I was watching part 2 of Andrew Marr's History of Britain on BBC iPlayer earlier, which this week was looking at events of the 1950s. Marr mentioned Italian rarebit, which was what pizza was called at the time (I mentioned in a recent post that the word pizza only entered Chambers Dictionary in 1972, having become familiar to most people in Britain only in the 1960s - although judging from the citations in the OED the word pizza was in use in the 19th century).

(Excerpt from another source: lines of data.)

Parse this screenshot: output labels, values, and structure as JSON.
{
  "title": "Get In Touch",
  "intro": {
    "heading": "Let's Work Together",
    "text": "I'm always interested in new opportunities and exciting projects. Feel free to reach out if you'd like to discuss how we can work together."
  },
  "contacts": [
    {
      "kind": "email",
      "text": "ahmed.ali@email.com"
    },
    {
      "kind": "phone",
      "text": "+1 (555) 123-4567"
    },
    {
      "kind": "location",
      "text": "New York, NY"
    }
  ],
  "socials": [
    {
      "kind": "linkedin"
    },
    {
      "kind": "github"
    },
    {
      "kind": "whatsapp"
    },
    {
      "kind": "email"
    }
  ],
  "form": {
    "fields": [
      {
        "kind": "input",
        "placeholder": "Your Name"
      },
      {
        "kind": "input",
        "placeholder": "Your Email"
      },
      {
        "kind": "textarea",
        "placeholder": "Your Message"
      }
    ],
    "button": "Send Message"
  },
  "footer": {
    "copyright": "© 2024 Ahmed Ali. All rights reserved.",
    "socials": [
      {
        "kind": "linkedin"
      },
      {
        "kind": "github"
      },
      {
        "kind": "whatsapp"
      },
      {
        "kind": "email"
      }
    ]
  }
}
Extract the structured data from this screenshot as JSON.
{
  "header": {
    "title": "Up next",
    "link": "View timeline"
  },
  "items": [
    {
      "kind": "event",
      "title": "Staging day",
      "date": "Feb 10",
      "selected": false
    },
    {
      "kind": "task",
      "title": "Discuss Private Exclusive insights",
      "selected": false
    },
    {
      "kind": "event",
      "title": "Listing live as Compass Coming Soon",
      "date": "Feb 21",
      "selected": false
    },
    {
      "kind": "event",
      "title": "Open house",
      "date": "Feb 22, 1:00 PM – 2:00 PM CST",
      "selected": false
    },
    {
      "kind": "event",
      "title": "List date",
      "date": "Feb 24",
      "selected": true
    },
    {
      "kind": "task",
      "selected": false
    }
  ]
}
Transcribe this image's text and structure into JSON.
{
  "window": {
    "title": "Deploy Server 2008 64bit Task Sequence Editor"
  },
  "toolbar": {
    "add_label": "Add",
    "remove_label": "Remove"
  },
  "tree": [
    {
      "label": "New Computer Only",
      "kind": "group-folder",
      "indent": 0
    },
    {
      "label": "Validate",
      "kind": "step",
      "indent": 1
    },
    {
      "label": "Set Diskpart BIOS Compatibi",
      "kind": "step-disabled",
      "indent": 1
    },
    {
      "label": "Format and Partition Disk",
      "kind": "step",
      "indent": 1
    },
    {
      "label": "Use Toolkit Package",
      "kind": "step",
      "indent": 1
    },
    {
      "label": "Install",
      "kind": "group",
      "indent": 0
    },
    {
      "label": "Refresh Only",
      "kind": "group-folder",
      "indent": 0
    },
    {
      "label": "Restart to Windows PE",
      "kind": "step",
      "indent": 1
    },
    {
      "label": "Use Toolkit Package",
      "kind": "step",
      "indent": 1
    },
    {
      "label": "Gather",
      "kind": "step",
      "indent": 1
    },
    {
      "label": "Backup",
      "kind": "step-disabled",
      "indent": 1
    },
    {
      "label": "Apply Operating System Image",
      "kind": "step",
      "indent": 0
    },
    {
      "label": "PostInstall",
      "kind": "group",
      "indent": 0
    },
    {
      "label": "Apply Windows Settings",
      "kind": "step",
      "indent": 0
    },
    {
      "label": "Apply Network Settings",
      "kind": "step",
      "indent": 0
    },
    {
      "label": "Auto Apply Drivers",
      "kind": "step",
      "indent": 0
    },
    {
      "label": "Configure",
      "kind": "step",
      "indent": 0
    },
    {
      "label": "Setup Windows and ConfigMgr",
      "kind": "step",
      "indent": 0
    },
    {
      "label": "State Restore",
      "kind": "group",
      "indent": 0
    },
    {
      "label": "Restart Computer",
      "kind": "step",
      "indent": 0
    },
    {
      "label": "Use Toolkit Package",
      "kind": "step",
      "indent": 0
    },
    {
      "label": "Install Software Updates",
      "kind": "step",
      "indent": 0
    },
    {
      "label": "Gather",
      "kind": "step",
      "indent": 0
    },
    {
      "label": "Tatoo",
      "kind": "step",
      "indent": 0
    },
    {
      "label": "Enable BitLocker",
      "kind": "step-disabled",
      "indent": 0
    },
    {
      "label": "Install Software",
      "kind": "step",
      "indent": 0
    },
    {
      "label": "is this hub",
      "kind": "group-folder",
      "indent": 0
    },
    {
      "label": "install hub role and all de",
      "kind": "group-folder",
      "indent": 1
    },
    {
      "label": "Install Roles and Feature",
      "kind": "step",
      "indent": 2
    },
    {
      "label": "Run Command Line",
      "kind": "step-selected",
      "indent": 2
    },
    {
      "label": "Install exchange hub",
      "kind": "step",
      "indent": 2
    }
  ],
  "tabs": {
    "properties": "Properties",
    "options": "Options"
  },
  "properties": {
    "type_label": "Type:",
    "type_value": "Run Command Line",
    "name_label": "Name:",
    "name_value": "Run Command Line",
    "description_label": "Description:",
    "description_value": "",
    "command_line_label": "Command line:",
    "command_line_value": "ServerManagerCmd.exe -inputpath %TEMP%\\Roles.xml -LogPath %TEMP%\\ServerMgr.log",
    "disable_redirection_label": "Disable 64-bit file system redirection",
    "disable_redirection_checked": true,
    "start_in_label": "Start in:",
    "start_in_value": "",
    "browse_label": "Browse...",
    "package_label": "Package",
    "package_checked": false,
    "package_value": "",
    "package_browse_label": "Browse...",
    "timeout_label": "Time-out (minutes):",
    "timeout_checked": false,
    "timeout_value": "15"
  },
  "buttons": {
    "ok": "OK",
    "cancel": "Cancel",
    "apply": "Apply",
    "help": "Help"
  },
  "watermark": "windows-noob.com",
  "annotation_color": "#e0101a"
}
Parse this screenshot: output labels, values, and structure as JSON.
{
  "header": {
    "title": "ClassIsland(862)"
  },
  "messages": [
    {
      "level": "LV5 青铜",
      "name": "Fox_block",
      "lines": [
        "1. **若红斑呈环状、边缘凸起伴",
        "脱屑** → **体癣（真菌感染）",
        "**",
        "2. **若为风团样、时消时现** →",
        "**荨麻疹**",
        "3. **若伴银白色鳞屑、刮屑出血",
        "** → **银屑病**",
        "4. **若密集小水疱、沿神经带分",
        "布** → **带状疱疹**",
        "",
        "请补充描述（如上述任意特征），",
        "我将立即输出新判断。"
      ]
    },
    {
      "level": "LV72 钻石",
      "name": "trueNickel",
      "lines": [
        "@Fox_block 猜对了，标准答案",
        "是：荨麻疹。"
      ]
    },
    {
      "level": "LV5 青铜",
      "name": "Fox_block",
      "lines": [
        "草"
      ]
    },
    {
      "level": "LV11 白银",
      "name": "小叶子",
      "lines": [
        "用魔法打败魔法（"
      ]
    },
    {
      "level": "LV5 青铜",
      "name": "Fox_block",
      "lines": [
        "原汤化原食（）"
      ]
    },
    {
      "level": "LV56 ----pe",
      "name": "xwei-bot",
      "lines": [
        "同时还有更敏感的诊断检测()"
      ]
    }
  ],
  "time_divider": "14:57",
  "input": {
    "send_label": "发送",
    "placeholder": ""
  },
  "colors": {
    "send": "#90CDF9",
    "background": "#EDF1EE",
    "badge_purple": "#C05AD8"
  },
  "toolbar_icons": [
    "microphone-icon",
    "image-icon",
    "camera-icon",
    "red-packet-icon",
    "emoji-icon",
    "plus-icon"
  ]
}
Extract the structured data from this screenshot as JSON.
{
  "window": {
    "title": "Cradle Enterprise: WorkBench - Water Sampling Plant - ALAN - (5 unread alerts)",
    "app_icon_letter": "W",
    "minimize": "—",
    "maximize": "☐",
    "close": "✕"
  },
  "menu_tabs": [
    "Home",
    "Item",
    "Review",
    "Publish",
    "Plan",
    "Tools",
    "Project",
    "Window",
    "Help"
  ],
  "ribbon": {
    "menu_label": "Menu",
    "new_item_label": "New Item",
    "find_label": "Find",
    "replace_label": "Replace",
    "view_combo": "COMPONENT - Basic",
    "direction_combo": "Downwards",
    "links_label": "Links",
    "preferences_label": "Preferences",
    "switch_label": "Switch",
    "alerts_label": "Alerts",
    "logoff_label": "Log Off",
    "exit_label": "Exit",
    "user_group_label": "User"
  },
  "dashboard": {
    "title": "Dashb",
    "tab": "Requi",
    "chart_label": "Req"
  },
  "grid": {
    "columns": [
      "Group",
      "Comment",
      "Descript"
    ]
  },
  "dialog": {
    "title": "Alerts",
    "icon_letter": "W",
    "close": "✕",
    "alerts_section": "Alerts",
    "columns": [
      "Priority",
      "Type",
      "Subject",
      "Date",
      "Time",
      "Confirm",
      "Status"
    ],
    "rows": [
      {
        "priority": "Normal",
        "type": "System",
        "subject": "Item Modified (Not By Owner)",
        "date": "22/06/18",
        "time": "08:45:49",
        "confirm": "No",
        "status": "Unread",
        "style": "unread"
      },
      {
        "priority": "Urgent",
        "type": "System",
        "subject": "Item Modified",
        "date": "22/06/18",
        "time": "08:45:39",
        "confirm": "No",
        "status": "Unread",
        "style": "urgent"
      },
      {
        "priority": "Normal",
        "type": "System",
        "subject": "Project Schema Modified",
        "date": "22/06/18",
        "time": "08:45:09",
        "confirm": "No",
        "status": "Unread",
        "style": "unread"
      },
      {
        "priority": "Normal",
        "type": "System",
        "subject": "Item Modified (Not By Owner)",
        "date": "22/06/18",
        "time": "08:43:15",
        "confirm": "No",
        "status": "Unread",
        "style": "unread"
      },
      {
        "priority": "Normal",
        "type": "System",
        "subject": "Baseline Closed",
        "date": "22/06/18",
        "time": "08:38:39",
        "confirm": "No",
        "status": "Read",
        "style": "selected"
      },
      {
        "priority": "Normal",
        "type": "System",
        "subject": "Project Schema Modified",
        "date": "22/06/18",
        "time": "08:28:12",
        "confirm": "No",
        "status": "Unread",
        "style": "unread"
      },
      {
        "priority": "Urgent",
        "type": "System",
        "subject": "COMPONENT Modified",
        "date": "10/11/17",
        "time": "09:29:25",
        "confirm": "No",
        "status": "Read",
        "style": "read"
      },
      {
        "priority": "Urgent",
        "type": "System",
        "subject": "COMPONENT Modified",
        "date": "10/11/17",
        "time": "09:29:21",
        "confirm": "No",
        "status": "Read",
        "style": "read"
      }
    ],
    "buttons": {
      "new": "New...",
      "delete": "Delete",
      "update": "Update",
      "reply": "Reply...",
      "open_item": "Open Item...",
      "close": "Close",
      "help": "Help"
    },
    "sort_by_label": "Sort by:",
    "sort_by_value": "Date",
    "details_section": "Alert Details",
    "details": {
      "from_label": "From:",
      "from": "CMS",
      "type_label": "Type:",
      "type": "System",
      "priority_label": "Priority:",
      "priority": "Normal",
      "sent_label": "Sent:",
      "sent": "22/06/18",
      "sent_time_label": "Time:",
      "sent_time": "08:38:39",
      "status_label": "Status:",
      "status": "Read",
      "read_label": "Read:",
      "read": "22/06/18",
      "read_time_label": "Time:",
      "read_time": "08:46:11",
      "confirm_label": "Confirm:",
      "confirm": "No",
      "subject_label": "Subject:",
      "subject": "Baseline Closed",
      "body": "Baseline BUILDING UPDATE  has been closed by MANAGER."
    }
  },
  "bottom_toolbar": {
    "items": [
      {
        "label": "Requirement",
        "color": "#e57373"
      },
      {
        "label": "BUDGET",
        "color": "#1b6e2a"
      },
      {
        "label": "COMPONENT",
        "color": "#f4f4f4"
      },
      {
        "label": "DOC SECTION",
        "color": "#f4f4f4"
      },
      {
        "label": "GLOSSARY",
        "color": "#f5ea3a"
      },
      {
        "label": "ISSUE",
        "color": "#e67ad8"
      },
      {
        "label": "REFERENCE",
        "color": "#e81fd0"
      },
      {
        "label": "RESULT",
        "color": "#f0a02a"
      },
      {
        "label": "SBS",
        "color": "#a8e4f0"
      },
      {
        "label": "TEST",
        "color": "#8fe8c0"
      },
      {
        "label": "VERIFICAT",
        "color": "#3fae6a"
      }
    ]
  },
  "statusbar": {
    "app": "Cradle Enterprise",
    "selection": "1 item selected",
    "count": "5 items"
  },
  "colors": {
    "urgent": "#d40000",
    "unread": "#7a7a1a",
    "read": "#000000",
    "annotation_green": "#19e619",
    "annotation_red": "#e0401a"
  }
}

In 1950s Britain people ate Welsh rarebit, toast with a spicy, herby, cheesy topping (Delia Smith's recipe here). Note that Delia uses the term Welsh rabbit, which was the original term (she explains why she prefers 'rabbit' in this article). No-one is quite sure what the word 'rabbit' means here. Some say that poor people could not afford rabbit, so had to make do with cheese on toast instead. Others say that Welsh tenants were not allowed to hunt for rabbits on the land of their English landlords. There were once English and Scottish rabbits (or rarebits). In the English version the bread was soaked in red wine and in the Scottish version the cheese mixture was grilled on both sides. There's a Yorkshire rarebit too, which includes bacon, and an Irish rarebit, made with stout.